The prime movers at the time were Clifford Dann, Bill Nutley, David Green and George Grover who, at the inaugural meeting in 1986, were elected as principal officers in the new organisation. At that meeting, Ronald Bernstein and Kirk Reynolds were unanimously elected as Honorary Members in recognition of the unstinting help they had both given in the establishment of the arbitrator training programme.
In 1987, Lord Justice Mustill was elected as an Honorary Member in recognition of his considerable help and support. This close link to the legal profession was, and continues to be, a significant factor in the success of Arbrix.
The inaugural meeting saw the approval of a constitution that was admirable in its brevity – fitting easily on to an A5 sheet of paper – and which included a succinct definition of the aims and objectives of Arbrix.
This was to “to provide a forum for Chartered Surveyors (and others on the Lord Chancellor’s Panel for agricultural cases) experienced as arbitrators to discuss from time to time current problems and experiences, and formal and informal meetings shall be arranged as may be decided”.
The Arbrix Club was an immediate success and drew into its membership all those who had gone through the training programmes and who had been accepted by the President as being suitable to take arbitration appointments.
The increase in membership led to the realisation that meetings could not properly cover all aspects of arbitration and, in 1991, the Construction Group was founded to deal with issues specific to that industry. In 1992 the Rural Group was founded to deal with agricultural matters. However, both remained an integral part of Arbrix.
The Arbitration Act 1996 introduced an entirely new arbitration code. Training on the new procedures was intense, with a special one-day conference in London in January 1997 dealing specifically with the new Act.
During the 1990s there was a growing interest in Alternative Dispute Resolution, with the creation by the RICS of a panel of mediators and the introduction of the PACT scheme in 1997.
Arbrix embraced these innovative projects, providing a forum where those involved could discuss matters specific to those disciplines. One significant benefit of the PACT scheme was that it brought members of the legal profession into Arbrix and they have made a material contribution to rent review and expert conferences.
In 1998, The Housing Grants, Construction and Regeneration Act came into effect – introducing adjudication as a method of dispute resolution. The introduction of this Act saw membership of the Construction Group triple in size.
By the end of the decade there was a realisation that membership had increased to such an extent that the then structure of the Club was inadequate.
It was agreed Arbrix should be incorporated as a company limited by guarantee and there should be a separate vehicle for the management of conferences.
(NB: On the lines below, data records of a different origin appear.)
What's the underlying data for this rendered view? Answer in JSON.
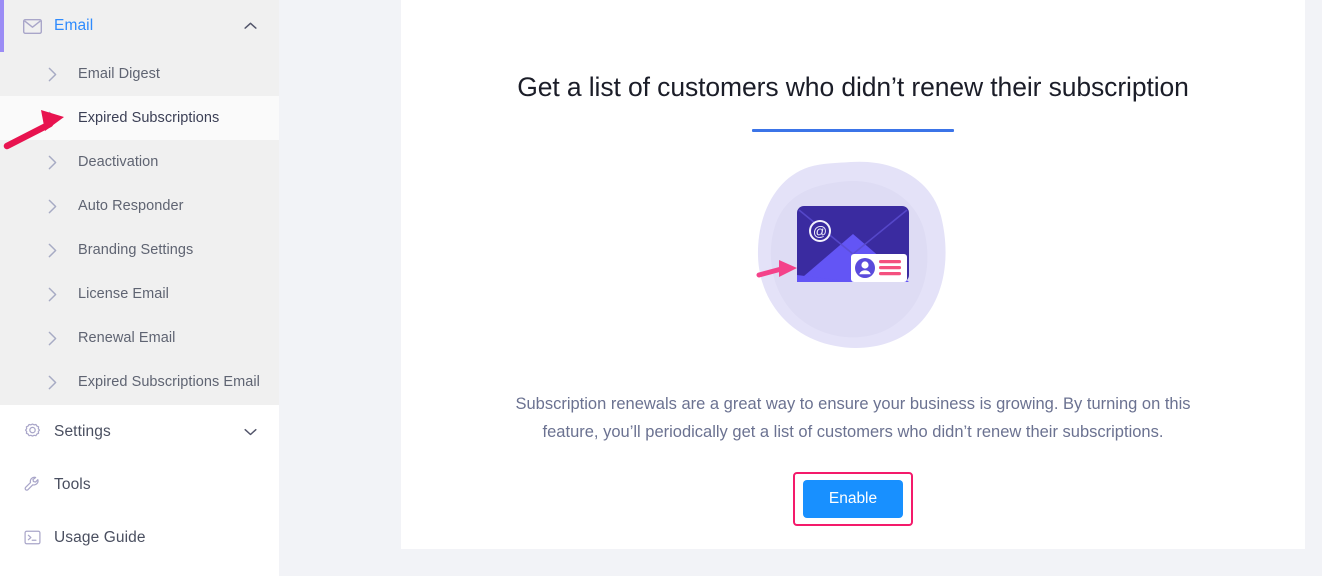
{
  "sidebar": {
    "group": {
      "label": "Email",
      "icon": "envelope-icon",
      "chevron": "chevron-up-icon",
      "expanded": true,
      "accent_color": "#9b8cf5",
      "label_color": "#2f8bfd"
    },
    "subitems": [
      {
        "label": "Email Digest",
        "icon": "chevron-right-icon",
        "active": false
      },
      {
        "label": "Expired Subscriptions",
        "icon": "chevron-right-icon",
        "active": true
      },
      {
        "label": "Deactivation",
        "icon": "chevron-right-icon",
        "active": false
      },
      {
        "label": "Auto Responder",
        "icon": "chevron-right-icon",
        "active": false
      },
      {
        "label": "Branding Settings",
        "icon": "chevron-right-icon",
        "active": false
      },
      {
        "label": "License Email",
        "icon": "chevron-right-icon",
        "active": false
      },
      {
        "label": "Renewal Email",
        "icon": "chevron-right-icon",
        "active": false
      },
      {
        "label": "Expired Subscriptions Email",
        "icon": "chevron-right-icon",
        "active": false
      }
    ],
    "main_items": [
      {
        "label": "Settings",
        "icon": "gear-icon",
        "chevron": "chevron-down-icon"
      },
      {
        "label": "Tools",
        "icon": "wrench-icon",
        "chevron": ""
      },
      {
        "label": "Usage Guide",
        "icon": "terminal-icon",
        "chevron": ""
      }
    ]
  },
  "main": {
    "title": "Get a list of customers who didn’t renew their subscription",
    "underline_color": "#3b74e8",
    "description": "Subscription renewals are a great way to ensure your business is growing. By turning on this feature, you’ll periodically get a list of customers who didn’t renew their subscriptions.",
    "enable_label": "Enable",
    "enable_color": "#1890ff",
    "highlight_color": "#f41a6b",
    "illustration": {
      "name": "email-contact-illustration",
      "blob_color": "#e2e0f7",
      "envelope_body_color": "#3a2ba0",
      "envelope_flap_color": "#6355f5",
      "at_symbol": "@",
      "card_line_color": "#f4507f"
    }
  },
  "annotations": {
    "sidebar_arrow": {
      "name": "red-pointer-arrow",
      "color": "#e8134f"
    },
    "illustration_arrow": {
      "name": "pink-pointer-arrow",
      "color": "#f4428a"
    }
  }
}
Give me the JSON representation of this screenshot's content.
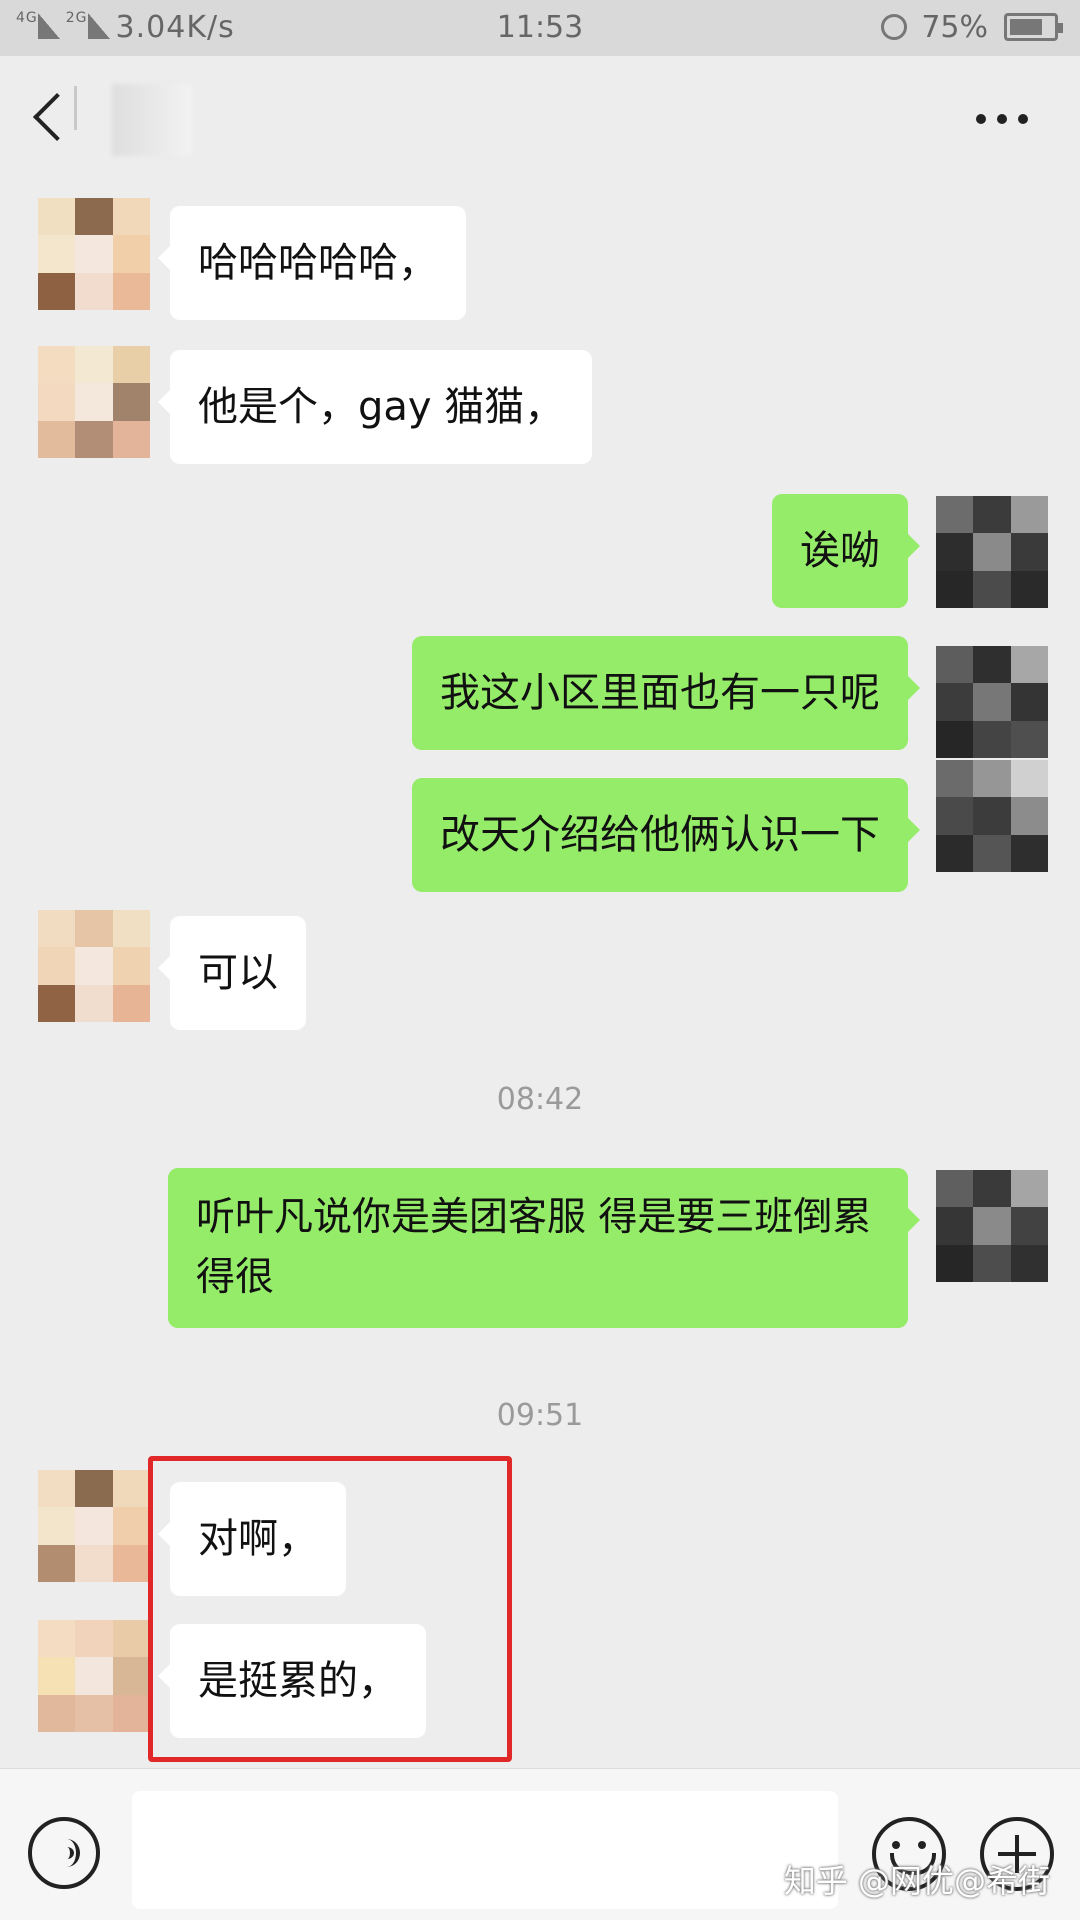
{
  "status_bar": {
    "signal": "4G",
    "signal2": "2G",
    "speed": "3.04K/s",
    "time": "11:53",
    "battery": "75%",
    "battery_level": 0.75
  },
  "nav": {
    "title": ""
  },
  "messages": [
    {
      "side": "in",
      "text": "哈哈哈哈哈，"
    },
    {
      "side": "in",
      "text": "他是个，gay 猫猫，"
    },
    {
      "side": "out",
      "text": "诶呦"
    },
    {
      "side": "out",
      "text": "我这小区里面也有一只呢"
    },
    {
      "side": "out",
      "text": "改天介绍给他俩认识一下"
    },
    {
      "side": "in",
      "text": "可以"
    },
    {
      "side": "out",
      "text": "听叶凡说你是美团客服 得是要三班倒累得很"
    },
    {
      "side": "in",
      "text": "对啊，"
    },
    {
      "side": "in",
      "text": "是挺累的，"
    }
  ],
  "timestamps": [
    "08:42",
    "09:51"
  ],
  "input": {
    "placeholder": ""
  },
  "watermark": "知乎 @网优@希街",
  "colors": {
    "incoming_bubble": "#ffffff",
    "outgoing_bubble": "#95ec69",
    "highlight": "#e02828",
    "background": "#ededed"
  }
}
These changes did not alter the underlying ethos of Arbrix.
The first objective set out in the Memorandum of Association states that the aim is to “provide a forum for members to discuss, from time to time, current problems and experiences relating to arbitration and dispute resolution and to hold meetings to further those objectives”.
In 2002, Arbrix merged with INDEX, a previously independent group that had been established to provide training and continuing education for surveyors acting as Independent Experts.
As a sub-group under the Arbrix umbrella, INDEX continues to provide one conference a year to deal with issues specific to expert appointments and its members (many of whom are also arbitrators) also attend the arbitration conferences.
The 1996 Act places great emphasis on the concept of party autonomy in arbitrations and Arbrix has been equally conscious of the need to ensure that the needs of consumers are met by those making awards.
To assist in the process of dialogue between parties and arbitrators, Arbrix organised two open conferences, in 2002 and 2005, attended by representatives of government, major landlords and tenants, and rent review surveyors. Both events were highly successful and helped provide better understanding of the processes involved.
Throughout, the principal objective of Arbrix has remained the same – to seek to promote best practice in the arbitration process. To that end regular conferences, dealing with matters of concern or interest to the groups involved, are held in locations designed to ensure as many members as possible are able to attend.
Without doubt the success of the conferences has reflected the high quality of speakers, with prominent members of the surveying and legal profession willingly participating at these events.
Arbrix is dedicated to continuing the work started in 1986. Particular emphasis will be placed on continuing to provide a forum for members to discuss issues and to promote best practice in the field of arbitration.